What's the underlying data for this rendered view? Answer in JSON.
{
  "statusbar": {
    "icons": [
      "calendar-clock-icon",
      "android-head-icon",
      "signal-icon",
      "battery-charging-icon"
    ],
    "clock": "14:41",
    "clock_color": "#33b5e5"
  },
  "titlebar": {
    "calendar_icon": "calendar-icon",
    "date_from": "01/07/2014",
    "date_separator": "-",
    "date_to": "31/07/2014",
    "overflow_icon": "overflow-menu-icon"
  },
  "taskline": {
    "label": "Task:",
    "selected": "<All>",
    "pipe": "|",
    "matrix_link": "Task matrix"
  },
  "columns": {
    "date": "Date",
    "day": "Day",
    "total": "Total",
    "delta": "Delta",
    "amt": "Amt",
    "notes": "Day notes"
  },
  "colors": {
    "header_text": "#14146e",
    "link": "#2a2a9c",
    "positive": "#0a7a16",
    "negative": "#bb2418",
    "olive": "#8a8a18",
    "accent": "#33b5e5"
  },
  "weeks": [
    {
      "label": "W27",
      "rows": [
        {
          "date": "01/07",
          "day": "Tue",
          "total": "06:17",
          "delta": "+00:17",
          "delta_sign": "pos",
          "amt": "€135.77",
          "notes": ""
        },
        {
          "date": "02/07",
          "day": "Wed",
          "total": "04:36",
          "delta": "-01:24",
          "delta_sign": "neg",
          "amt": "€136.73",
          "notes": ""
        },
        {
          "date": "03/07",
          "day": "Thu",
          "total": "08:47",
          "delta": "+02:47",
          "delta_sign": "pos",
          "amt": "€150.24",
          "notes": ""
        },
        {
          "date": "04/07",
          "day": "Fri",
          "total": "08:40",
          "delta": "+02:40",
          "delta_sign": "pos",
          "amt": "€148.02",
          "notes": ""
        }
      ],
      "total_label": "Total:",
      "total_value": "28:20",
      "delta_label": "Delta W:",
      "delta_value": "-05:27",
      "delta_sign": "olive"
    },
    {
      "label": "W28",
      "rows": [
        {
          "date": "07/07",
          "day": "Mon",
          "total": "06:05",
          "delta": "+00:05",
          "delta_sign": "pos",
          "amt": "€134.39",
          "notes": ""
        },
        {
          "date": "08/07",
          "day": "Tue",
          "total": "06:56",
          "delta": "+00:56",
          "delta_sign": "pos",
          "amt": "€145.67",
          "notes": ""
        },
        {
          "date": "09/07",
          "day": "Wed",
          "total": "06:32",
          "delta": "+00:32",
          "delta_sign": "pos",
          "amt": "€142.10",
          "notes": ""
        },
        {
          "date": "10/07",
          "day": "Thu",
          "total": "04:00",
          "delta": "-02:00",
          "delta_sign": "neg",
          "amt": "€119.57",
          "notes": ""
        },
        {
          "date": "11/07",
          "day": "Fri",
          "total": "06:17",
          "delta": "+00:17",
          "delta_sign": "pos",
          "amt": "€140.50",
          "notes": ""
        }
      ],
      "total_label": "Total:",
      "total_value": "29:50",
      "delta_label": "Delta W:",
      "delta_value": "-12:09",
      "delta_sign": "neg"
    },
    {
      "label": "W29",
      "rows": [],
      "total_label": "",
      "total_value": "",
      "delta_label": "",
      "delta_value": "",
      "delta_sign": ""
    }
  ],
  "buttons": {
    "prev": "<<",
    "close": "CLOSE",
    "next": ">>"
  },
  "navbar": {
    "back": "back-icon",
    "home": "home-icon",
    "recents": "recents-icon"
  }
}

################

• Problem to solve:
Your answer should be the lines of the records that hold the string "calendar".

• Solution for this problem:
      "calendar-clock-icon",
    "calendar_icon": "calendar-icon",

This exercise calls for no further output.